START INPUT

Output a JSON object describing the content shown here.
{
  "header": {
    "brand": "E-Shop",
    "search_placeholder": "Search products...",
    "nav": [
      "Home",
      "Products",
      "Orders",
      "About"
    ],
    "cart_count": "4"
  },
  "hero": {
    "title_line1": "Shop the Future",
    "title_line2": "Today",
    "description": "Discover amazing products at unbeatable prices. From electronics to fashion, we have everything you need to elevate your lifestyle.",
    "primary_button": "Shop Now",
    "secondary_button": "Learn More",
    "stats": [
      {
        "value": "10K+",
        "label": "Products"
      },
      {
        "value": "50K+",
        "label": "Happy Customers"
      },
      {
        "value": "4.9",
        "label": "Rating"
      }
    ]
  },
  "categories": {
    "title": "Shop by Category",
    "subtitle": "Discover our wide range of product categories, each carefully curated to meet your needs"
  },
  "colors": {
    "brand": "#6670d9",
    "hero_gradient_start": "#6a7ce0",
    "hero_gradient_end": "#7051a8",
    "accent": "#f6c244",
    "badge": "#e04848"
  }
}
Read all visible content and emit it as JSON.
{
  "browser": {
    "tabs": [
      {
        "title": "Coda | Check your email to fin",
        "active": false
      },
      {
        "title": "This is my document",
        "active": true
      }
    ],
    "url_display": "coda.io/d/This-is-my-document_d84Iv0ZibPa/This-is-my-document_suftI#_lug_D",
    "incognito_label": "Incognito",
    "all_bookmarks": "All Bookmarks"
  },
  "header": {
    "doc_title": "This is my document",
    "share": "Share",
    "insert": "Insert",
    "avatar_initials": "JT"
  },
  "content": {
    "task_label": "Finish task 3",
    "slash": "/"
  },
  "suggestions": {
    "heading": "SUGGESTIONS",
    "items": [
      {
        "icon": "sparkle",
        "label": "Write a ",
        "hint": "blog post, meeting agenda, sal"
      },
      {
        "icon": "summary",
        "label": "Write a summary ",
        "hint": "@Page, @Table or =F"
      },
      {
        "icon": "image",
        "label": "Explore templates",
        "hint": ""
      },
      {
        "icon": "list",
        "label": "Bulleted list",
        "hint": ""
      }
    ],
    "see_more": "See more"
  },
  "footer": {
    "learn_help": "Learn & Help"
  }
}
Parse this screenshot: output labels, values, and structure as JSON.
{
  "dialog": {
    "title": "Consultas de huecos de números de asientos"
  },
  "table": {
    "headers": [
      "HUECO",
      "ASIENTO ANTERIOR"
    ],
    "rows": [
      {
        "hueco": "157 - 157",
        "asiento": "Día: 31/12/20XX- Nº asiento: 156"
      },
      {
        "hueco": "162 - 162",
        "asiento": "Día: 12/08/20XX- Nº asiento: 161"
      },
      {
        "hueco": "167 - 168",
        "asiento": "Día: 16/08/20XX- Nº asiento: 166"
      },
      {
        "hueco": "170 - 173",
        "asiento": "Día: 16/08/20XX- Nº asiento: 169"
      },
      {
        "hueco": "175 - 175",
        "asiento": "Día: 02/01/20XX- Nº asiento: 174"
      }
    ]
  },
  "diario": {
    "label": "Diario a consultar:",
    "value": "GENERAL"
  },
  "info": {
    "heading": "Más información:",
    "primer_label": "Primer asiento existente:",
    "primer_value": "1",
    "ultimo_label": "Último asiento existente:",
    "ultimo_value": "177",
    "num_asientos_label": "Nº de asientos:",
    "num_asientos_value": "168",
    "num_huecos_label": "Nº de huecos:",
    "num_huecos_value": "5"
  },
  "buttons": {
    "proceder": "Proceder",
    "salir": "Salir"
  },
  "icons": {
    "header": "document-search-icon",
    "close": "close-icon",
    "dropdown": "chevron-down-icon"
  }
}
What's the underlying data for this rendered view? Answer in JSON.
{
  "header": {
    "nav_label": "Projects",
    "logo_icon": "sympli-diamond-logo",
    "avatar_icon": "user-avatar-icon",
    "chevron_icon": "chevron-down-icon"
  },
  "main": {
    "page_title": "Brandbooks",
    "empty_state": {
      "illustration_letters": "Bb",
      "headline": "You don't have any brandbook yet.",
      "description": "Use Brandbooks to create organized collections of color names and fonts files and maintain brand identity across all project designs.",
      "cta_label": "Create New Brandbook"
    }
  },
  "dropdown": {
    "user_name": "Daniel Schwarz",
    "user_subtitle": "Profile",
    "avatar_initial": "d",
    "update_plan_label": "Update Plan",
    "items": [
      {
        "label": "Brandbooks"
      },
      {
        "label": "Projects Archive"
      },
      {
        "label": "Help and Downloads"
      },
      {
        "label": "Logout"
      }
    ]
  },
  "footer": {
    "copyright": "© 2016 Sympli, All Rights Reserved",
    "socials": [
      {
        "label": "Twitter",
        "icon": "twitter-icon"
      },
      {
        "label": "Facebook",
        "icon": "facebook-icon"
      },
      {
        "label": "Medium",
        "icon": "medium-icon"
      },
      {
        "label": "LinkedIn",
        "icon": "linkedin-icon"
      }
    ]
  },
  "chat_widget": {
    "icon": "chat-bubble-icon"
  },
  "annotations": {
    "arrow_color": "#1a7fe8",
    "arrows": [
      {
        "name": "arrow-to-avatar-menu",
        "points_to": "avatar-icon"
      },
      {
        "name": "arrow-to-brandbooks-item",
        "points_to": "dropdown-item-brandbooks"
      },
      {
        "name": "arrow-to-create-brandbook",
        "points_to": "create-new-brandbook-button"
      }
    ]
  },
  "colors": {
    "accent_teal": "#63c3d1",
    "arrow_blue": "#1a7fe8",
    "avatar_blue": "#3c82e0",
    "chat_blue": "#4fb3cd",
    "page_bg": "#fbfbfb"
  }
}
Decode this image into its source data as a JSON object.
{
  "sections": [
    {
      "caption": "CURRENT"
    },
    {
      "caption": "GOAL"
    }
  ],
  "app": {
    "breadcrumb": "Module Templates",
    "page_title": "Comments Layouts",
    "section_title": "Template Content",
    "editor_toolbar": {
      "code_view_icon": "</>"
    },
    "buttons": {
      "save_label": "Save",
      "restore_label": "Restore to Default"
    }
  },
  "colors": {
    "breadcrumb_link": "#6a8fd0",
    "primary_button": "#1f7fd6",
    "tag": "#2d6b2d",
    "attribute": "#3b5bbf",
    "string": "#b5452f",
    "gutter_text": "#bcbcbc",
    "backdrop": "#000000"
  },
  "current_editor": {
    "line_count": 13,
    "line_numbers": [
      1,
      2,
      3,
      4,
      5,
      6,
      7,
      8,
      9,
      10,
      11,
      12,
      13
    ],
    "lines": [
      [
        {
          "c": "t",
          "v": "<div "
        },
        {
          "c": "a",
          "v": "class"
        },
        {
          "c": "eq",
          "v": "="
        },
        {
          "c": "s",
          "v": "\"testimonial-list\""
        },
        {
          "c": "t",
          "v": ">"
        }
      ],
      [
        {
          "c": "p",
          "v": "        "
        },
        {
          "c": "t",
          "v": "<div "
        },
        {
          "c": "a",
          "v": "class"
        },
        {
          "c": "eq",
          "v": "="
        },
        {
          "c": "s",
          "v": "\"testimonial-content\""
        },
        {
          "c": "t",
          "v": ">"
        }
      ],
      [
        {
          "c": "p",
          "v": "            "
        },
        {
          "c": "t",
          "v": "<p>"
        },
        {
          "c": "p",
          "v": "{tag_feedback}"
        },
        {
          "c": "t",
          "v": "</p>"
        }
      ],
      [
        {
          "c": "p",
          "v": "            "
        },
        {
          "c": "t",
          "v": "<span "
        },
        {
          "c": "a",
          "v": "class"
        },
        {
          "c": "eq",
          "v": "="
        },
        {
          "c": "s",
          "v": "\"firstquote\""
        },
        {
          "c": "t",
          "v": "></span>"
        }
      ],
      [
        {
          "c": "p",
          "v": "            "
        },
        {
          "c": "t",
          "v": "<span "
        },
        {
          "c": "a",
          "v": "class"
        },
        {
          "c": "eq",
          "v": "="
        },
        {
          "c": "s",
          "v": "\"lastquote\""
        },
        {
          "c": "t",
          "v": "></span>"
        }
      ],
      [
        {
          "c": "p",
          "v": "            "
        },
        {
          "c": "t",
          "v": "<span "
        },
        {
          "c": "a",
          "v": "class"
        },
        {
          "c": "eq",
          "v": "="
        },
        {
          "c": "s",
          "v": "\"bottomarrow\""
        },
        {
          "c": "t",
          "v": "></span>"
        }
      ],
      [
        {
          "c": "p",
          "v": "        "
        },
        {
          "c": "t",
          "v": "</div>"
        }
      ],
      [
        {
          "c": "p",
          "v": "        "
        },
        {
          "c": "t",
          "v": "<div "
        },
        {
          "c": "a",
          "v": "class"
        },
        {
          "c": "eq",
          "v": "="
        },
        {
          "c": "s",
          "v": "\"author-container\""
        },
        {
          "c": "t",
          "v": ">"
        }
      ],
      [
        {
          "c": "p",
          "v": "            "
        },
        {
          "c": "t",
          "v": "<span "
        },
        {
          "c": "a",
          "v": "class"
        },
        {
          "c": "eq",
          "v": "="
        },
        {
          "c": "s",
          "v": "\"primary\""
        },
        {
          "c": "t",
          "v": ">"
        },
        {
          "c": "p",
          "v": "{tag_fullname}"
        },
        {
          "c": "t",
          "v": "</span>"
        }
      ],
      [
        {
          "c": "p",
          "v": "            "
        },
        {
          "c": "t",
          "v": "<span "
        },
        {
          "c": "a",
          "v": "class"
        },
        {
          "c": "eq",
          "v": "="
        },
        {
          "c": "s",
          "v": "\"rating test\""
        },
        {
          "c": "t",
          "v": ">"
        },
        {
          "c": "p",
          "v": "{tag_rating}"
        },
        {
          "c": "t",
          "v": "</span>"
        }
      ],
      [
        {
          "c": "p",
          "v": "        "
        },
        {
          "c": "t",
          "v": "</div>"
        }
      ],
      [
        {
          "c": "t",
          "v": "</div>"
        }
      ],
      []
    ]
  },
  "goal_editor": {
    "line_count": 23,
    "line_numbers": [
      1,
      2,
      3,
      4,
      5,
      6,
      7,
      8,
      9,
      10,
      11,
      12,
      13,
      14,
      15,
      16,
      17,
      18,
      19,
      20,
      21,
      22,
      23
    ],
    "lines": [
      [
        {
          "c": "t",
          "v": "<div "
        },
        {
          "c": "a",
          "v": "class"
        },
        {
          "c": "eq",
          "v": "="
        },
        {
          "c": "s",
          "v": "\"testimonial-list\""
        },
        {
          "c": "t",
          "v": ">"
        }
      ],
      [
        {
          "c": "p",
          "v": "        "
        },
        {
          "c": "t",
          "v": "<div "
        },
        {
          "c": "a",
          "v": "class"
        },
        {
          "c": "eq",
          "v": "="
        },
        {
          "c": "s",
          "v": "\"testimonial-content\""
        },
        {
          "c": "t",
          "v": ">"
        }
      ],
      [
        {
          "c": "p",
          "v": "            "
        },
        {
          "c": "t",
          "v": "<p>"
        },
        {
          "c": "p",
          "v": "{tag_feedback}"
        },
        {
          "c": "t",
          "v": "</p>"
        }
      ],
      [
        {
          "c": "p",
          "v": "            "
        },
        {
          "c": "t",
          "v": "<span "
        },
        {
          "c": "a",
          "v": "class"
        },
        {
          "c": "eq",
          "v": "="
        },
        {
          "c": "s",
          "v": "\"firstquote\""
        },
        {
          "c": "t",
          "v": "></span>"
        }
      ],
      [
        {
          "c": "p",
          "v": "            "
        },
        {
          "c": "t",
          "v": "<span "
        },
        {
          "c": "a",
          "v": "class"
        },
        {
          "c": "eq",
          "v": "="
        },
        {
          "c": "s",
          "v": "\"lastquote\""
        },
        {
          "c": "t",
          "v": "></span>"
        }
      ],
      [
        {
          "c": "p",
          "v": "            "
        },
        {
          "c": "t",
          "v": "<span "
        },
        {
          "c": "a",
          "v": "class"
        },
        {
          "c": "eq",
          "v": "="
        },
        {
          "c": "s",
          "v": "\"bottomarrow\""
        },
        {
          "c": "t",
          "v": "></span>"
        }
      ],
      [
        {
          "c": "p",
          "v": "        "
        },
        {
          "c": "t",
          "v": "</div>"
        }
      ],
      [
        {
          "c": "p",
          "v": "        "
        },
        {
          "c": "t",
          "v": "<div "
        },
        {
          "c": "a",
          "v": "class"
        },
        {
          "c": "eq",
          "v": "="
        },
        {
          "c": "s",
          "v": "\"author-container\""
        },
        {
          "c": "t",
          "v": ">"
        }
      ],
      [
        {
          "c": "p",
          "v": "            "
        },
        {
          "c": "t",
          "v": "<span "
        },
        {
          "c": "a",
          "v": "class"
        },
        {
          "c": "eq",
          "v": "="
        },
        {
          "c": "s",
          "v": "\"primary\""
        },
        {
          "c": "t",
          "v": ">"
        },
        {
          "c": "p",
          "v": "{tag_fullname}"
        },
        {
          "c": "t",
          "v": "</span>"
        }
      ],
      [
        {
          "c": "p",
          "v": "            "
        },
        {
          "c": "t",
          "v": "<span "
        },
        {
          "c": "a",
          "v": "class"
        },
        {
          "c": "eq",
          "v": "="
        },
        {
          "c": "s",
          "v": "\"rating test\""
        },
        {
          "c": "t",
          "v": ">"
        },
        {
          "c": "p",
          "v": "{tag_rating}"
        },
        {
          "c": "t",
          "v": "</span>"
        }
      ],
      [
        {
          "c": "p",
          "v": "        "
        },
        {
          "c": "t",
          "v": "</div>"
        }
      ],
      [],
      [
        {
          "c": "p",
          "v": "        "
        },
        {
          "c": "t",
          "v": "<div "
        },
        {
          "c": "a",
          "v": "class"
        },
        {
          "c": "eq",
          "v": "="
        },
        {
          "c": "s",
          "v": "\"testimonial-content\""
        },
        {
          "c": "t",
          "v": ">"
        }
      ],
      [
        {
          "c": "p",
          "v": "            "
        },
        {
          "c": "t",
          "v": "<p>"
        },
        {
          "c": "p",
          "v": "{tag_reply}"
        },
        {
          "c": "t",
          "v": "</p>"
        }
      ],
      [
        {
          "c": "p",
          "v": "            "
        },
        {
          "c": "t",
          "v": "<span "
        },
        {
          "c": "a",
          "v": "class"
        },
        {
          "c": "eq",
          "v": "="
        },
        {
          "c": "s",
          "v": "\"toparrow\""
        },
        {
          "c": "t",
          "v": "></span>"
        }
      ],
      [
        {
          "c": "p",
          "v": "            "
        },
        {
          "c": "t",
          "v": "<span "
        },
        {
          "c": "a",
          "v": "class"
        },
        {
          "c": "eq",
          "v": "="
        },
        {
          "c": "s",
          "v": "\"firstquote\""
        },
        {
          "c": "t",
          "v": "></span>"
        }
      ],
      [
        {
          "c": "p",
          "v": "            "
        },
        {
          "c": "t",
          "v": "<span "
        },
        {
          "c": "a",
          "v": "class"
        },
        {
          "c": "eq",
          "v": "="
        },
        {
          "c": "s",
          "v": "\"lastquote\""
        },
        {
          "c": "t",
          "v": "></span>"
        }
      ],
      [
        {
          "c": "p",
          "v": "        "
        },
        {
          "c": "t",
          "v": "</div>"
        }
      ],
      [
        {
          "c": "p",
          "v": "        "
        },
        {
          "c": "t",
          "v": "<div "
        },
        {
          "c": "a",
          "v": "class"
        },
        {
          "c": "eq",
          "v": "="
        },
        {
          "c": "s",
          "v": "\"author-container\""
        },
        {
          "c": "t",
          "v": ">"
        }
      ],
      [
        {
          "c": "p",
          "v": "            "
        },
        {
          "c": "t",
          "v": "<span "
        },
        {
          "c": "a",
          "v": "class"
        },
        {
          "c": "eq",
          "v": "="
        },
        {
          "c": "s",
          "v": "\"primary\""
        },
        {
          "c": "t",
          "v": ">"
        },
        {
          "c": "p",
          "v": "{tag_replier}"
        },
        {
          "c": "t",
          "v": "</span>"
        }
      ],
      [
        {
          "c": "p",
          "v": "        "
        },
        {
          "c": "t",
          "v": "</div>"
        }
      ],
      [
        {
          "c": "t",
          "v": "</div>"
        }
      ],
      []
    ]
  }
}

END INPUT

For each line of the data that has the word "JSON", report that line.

# TASK RESPONSE
Output a JSON object describing the content shown here.
Read all visible content and emit it as JSON.
Parse this screenshot: output labels, values, and structure as JSON.
What's the underlying data for this rendered view? Answer in JSON.
Decode this image into its source data as a JSON object.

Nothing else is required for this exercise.